Exercise details: Filter the entries that follow, copying every line in which the word "JSON" appears.

Data for processing:
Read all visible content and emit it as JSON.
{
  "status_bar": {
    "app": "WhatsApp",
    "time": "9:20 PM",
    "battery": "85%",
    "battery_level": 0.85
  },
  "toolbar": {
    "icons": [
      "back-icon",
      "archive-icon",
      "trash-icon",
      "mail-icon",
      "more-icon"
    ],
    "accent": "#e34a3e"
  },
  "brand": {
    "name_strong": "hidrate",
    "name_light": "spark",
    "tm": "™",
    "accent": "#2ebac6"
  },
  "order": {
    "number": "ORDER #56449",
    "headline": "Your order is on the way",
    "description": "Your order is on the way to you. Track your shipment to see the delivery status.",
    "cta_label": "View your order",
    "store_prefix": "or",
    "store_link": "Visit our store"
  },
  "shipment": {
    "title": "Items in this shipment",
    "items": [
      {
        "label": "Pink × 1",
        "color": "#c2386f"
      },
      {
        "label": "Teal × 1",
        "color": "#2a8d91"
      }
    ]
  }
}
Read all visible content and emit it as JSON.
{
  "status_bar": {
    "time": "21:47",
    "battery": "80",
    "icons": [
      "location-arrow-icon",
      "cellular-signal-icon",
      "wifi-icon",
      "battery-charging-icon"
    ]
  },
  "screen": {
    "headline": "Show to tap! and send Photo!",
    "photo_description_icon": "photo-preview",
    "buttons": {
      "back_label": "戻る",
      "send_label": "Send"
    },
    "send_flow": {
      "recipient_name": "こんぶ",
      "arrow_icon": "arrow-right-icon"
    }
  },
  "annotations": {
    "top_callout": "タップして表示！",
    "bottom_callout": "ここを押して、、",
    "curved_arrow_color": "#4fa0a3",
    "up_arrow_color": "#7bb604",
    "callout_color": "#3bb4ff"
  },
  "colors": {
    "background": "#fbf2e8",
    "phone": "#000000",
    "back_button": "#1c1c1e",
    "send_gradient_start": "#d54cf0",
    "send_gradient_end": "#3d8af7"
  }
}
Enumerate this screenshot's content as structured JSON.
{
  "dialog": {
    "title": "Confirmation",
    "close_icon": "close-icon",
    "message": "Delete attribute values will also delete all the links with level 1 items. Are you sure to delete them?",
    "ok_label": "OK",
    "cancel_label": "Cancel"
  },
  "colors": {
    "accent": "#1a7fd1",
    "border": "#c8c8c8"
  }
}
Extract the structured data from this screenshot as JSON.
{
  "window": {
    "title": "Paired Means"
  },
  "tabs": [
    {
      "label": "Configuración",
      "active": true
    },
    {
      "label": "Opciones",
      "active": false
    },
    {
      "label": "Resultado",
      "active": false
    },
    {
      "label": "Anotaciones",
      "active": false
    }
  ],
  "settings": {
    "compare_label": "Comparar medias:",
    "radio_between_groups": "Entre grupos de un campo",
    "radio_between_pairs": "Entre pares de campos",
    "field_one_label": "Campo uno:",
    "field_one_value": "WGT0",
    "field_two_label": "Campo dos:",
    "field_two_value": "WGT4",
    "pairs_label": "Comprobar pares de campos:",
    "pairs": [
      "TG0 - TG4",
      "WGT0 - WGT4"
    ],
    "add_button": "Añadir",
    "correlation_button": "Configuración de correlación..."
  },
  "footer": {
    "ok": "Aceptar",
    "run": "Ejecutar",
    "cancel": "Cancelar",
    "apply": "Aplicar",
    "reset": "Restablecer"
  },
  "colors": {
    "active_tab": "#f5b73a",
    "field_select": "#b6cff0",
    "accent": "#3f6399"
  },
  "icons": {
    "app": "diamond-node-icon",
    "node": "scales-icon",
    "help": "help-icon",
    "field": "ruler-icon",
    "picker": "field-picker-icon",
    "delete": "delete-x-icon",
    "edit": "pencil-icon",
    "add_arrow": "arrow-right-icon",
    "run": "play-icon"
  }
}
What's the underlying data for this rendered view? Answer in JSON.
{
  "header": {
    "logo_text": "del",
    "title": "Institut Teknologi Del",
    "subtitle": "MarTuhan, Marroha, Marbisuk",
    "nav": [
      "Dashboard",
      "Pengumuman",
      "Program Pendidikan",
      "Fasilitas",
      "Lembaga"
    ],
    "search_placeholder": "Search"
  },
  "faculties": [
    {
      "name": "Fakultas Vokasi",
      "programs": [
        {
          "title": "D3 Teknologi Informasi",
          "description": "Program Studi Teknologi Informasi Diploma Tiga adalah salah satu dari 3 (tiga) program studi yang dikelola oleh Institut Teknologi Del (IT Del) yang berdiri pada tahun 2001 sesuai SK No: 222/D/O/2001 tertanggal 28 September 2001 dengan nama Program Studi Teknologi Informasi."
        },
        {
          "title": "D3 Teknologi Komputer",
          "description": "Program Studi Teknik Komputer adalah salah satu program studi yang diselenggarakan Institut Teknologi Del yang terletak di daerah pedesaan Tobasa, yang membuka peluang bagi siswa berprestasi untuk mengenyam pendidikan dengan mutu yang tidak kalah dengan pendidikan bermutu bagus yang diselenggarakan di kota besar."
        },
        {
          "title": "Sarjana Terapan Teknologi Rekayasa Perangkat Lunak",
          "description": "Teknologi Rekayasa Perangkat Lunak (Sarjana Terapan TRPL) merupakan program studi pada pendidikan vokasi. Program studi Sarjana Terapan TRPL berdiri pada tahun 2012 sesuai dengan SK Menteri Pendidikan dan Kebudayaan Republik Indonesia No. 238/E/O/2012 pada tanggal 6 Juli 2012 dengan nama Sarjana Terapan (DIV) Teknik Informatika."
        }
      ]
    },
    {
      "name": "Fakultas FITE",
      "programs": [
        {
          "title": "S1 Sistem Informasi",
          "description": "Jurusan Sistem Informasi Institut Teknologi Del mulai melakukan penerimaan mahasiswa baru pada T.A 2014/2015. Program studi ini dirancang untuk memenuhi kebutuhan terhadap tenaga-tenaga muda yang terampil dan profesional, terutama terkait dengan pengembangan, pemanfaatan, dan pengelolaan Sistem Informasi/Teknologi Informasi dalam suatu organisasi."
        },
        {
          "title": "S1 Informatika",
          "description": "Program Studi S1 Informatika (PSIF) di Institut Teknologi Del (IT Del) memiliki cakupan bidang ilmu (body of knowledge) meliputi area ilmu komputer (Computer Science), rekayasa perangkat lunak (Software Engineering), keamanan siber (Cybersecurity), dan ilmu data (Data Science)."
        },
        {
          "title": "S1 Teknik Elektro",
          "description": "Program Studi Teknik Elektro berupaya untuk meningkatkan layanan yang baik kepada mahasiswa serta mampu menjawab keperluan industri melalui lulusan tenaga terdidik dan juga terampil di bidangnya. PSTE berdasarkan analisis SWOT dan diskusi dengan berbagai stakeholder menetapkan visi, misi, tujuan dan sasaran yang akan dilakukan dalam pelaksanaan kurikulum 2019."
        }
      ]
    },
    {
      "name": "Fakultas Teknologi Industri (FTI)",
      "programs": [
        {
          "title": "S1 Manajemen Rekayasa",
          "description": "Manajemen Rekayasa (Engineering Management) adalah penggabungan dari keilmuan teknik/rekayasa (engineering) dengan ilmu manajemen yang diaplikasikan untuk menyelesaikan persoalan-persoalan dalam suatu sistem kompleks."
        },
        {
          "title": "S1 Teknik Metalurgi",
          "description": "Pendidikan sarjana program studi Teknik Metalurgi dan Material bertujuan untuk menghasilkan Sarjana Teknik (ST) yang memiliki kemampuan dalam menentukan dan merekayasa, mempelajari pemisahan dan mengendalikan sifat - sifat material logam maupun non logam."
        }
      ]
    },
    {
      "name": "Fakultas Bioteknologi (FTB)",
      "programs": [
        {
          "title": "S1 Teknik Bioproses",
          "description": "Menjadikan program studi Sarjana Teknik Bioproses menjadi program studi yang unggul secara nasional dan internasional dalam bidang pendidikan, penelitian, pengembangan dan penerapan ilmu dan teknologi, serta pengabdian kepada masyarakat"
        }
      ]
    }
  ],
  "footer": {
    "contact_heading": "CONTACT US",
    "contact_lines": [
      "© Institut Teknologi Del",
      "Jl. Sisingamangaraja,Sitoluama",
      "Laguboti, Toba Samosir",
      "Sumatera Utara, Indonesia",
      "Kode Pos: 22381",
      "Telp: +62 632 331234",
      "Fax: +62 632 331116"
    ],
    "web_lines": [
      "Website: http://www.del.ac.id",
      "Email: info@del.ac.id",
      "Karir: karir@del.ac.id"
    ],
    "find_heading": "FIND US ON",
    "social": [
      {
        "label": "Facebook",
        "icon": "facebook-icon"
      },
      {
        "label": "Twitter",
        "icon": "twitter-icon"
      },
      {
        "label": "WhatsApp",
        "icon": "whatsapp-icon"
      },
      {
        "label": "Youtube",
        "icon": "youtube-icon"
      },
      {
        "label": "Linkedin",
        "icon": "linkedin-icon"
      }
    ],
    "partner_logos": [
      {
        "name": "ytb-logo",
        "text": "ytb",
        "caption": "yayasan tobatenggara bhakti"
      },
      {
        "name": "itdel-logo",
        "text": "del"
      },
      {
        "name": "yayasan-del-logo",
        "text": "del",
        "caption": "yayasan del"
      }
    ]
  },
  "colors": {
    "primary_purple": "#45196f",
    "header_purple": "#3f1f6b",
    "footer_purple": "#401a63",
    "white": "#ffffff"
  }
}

Output for this task:
Read all visible content and emit it as JSON.
Read all visible content and emit it as JSON.
Enumerate this screenshot's content as structured JSON.
Extract the structured data from this screenshot as JSON.
What's the underlying data for this rendered view? Answer in JSON.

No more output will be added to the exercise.